Information shown:
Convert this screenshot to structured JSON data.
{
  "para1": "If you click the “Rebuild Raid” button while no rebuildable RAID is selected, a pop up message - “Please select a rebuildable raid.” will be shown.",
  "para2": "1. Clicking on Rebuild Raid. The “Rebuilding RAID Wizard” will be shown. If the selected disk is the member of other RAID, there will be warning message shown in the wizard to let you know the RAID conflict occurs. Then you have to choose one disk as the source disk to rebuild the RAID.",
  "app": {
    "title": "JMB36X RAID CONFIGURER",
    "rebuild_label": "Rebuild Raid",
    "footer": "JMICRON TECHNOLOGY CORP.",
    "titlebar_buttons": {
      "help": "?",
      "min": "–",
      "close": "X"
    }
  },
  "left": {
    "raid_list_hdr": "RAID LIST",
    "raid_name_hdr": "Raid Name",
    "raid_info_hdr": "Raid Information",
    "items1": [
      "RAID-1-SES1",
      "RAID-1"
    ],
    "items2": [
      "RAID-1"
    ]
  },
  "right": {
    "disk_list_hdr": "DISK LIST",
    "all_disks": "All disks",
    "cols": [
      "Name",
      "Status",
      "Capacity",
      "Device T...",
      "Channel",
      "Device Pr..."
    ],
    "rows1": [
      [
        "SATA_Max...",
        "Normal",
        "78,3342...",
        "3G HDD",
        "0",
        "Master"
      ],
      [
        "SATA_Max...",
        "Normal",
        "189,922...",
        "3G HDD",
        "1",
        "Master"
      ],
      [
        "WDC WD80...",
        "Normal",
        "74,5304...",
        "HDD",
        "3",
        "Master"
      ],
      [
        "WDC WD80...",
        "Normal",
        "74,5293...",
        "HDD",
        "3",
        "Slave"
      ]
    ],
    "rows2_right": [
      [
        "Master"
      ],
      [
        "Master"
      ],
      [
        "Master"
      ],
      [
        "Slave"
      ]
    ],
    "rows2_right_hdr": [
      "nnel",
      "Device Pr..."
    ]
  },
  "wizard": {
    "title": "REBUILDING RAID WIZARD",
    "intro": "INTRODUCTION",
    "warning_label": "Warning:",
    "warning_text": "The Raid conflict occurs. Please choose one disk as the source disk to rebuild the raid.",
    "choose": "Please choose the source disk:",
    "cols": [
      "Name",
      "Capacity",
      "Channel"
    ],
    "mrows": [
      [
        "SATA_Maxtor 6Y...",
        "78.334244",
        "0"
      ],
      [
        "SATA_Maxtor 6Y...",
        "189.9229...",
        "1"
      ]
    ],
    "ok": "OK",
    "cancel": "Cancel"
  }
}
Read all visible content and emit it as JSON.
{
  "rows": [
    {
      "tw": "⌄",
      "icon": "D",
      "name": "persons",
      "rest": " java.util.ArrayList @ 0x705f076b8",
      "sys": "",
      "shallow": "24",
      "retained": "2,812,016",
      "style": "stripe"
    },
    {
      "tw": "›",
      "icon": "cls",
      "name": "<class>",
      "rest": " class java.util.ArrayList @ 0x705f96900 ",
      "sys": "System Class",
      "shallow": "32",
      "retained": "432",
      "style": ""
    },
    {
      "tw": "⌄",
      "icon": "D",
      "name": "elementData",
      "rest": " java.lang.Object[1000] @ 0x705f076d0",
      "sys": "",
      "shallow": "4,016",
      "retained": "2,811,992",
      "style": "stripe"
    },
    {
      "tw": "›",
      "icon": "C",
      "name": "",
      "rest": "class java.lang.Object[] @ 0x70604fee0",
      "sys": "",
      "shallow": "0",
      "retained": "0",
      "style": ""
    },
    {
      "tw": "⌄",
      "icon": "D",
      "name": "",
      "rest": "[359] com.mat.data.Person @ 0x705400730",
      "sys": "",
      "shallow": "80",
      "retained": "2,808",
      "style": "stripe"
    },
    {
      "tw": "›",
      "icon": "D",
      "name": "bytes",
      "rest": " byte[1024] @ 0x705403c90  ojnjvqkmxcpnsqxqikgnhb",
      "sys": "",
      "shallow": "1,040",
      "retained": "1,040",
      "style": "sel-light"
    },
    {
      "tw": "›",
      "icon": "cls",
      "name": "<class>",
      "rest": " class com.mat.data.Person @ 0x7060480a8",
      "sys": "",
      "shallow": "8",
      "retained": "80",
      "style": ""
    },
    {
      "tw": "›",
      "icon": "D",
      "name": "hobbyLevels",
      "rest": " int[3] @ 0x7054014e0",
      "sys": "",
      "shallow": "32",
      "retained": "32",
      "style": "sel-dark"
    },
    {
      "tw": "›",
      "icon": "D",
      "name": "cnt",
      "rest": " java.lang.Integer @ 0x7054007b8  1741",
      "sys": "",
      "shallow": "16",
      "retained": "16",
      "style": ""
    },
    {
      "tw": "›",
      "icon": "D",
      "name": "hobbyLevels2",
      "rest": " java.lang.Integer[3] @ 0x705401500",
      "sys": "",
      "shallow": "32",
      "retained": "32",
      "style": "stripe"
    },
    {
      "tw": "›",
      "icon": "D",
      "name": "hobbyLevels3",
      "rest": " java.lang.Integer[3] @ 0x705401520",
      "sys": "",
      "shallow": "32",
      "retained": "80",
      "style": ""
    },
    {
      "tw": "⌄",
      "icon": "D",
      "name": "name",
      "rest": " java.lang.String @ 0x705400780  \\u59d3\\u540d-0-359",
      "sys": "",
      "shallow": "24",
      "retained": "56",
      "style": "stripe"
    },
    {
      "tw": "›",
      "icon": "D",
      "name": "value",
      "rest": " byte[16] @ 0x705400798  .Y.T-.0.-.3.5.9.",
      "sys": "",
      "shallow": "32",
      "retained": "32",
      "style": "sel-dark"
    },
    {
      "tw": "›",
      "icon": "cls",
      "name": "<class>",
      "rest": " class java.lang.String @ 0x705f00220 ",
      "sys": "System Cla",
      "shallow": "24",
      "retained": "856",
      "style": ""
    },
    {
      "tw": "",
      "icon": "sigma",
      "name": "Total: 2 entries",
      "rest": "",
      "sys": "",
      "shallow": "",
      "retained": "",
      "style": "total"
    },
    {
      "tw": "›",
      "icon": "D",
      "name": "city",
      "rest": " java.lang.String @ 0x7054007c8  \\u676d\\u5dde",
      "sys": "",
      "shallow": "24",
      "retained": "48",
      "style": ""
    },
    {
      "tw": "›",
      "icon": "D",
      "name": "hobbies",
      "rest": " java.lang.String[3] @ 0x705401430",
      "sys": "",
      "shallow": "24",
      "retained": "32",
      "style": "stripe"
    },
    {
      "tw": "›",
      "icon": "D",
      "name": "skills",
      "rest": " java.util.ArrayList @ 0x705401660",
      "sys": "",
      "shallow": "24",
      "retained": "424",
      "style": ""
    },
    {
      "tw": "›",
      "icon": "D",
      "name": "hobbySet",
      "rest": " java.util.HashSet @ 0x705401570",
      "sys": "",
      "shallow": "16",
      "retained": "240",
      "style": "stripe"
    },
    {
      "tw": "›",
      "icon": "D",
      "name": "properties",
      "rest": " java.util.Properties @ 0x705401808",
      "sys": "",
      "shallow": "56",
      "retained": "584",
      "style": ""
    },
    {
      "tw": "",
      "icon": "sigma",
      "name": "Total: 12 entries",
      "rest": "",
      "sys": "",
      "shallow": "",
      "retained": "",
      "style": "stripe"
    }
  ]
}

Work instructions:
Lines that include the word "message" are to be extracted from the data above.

Answer to this problem:
  "para1": "If you click the “Rebuild Raid” button while no rebuildable RAID is selected, a pop up message - “Please select a rebuildable raid.” will be shown.",
  "para2": "1. Clicking on Rebuild Raid. The “Rebuilding RAID Wizard” will be shown. If the selected disk is the member of other RAID, there will be warning message shown in the wizard to let you know the RAID conflict occurs. Then you have to choose one disk as the source disk to rebuild the RAID.",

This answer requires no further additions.